or a modulated digital signal in sideband. Include that with a programmable unit # to identify personnel.
Upon further thought, possibly have both transmission methods be automatic if the unit is not actually used in a certain range of time (5, 10, 15 minutes with no key-up, etc.. and it'll automatically start broadcasting it's position in Morse and modulated digital at regular intervals in an emergency)
While current Nextel walkie-talkie phones are capable of something like this with the advantage of being completely digital anyway, most police and fire departments are still using old analog trunked equipment where this could come in handy.
Or, if you want a TRULY foolproof setup, automatic constant GPS position and unit # broadcast on a modulated sideband back to the central base station where the position of every connected unit can easily be plotted on a map up to the second.
||I have Garmin GPS radios that do this. They are waterproof, and reasonably durable. I also saw this same idea on Beyond Tomorrow as a present radio used by the British Police, so I think this is pretty baked.
||Why Morse code? If the idea is that it will be human interpretable as well as computer readable, text-to-speech embedded processors cost less than $8. Use one of them to send the sound over the wire, and at the same time, broadcast the position digitally.
||I wonder if your original intent was to use this to possibly locate distressed firefighters in a building?
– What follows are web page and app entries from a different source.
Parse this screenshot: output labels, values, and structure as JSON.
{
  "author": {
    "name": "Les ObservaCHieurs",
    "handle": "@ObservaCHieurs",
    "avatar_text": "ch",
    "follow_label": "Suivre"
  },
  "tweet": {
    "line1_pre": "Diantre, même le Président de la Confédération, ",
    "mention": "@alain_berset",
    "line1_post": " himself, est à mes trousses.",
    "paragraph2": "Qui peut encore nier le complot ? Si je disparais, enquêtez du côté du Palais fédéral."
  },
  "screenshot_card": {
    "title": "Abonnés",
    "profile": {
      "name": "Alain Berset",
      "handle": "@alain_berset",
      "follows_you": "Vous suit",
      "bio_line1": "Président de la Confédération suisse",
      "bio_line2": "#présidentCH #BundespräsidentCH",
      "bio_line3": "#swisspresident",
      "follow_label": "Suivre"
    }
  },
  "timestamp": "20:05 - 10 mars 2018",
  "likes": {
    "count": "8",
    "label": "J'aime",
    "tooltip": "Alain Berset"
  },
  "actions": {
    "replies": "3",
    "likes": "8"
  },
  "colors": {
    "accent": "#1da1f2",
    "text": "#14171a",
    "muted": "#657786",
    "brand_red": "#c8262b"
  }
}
If so, GPS will not work - it lacks the resolution and rarely works indoors (unless the roof has burned up).